_Exercise objective_. Look at every line below and count those containing "text". Answer with the number only.

Interface dataset entries
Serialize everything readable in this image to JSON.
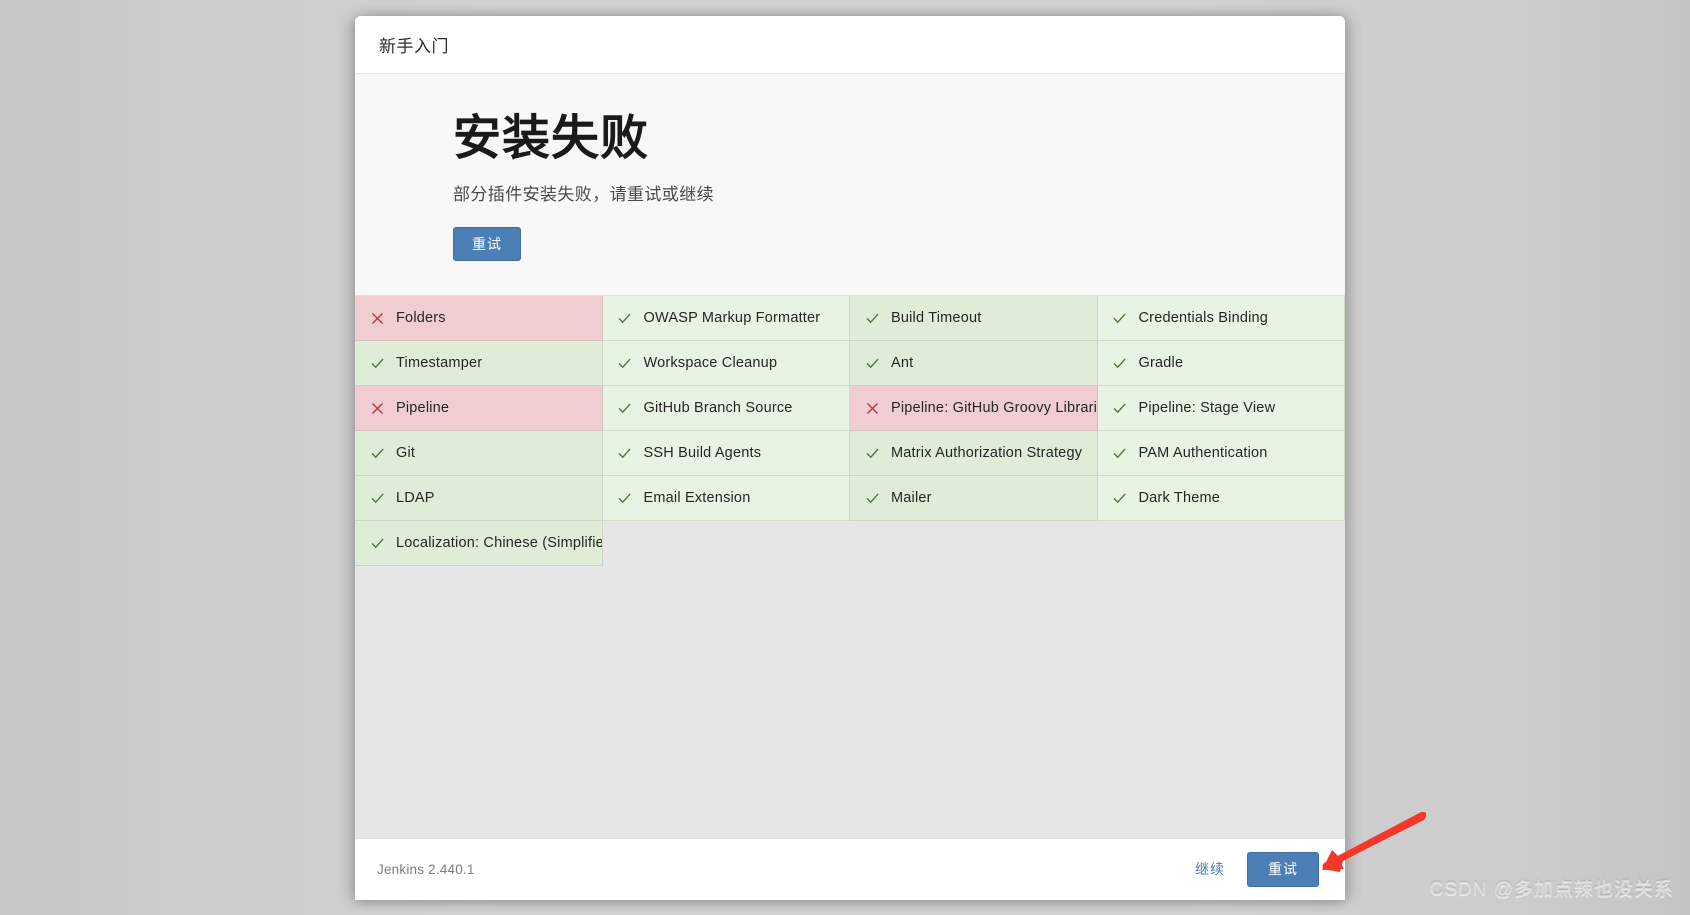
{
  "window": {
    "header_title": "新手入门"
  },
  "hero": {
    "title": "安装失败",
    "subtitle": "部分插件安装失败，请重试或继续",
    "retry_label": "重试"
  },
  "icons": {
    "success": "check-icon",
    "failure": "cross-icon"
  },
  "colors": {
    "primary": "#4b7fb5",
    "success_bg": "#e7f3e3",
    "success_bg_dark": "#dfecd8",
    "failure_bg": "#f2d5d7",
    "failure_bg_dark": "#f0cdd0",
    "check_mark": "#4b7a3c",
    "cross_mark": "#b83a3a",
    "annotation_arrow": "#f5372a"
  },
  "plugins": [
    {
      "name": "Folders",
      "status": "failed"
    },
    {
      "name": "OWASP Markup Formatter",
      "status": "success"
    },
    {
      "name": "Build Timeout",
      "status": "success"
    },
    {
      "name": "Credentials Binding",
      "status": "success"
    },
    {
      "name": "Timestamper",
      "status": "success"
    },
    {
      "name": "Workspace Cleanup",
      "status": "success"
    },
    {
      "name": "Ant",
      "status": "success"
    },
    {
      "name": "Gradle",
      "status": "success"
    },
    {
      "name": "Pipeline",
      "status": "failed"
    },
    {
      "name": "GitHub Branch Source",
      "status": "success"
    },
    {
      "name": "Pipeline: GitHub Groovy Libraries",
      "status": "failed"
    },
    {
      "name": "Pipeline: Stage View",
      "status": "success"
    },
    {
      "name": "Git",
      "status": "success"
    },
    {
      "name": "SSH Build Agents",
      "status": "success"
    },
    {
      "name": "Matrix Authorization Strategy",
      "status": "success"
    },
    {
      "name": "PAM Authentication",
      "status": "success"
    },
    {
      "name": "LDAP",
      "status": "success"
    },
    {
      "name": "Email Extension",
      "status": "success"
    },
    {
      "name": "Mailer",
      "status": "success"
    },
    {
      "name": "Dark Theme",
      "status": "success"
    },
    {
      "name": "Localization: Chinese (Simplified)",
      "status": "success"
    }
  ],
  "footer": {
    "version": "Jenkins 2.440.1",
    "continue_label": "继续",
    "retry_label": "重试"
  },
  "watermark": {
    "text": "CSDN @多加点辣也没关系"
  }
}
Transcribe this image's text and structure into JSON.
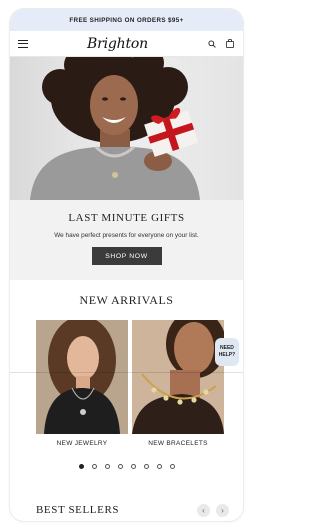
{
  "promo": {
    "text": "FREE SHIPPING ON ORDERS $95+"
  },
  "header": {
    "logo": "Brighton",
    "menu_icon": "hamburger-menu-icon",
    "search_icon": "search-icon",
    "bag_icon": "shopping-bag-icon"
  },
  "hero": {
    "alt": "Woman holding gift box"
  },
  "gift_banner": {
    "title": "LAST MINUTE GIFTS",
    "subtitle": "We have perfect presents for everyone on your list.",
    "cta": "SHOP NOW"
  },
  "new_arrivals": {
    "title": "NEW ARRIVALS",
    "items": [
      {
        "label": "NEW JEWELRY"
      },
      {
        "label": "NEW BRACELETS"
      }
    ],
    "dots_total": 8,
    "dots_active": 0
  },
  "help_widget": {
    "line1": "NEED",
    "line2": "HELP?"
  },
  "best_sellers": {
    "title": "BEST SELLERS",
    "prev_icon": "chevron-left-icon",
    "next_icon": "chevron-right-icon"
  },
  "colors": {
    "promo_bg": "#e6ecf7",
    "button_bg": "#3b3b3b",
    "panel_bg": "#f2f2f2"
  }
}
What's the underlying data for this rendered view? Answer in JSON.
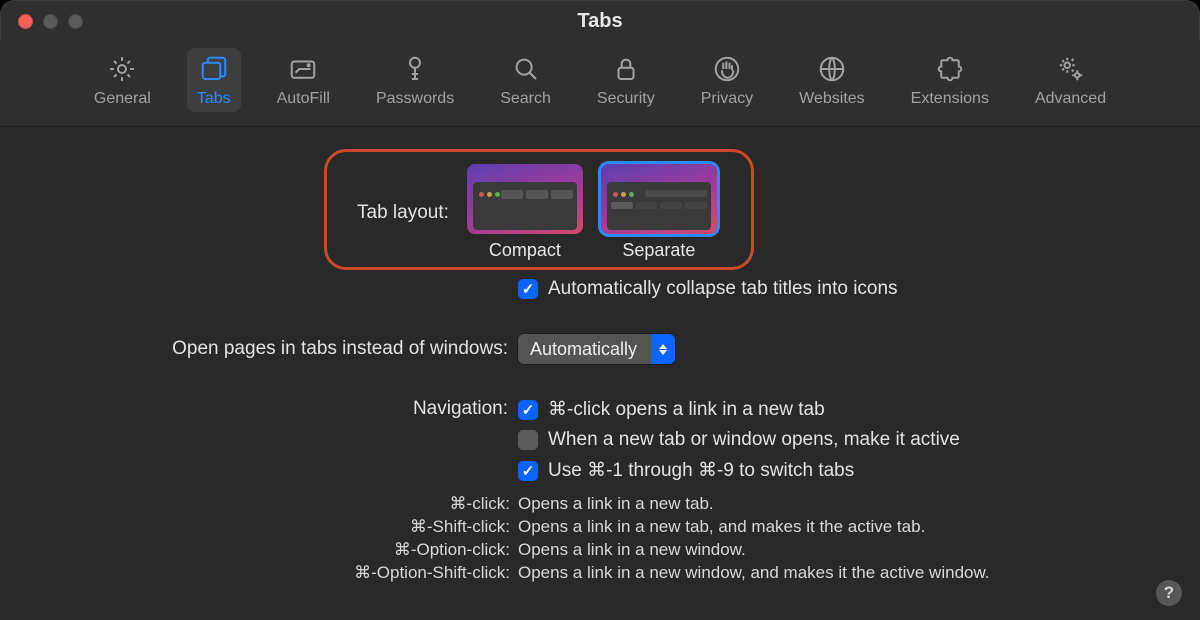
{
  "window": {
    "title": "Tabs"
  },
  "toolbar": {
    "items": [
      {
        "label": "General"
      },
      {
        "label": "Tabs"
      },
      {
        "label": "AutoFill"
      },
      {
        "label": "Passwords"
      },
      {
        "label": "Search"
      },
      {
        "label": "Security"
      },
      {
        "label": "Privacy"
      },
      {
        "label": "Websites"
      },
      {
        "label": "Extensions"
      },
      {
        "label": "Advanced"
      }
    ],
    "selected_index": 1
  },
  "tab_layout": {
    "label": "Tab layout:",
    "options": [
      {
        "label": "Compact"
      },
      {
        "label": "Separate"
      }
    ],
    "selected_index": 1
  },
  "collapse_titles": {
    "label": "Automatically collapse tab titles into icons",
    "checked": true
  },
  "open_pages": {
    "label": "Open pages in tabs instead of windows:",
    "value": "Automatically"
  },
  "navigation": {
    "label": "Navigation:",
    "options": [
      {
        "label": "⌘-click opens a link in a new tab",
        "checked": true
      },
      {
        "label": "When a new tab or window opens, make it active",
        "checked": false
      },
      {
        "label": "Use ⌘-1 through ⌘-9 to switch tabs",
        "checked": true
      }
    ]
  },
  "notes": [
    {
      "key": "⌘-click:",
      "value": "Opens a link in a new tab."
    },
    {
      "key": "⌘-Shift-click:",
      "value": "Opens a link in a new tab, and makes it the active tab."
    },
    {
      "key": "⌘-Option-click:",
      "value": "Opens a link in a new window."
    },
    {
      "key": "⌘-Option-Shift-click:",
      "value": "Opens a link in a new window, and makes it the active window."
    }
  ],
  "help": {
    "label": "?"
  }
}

_Task output_. 3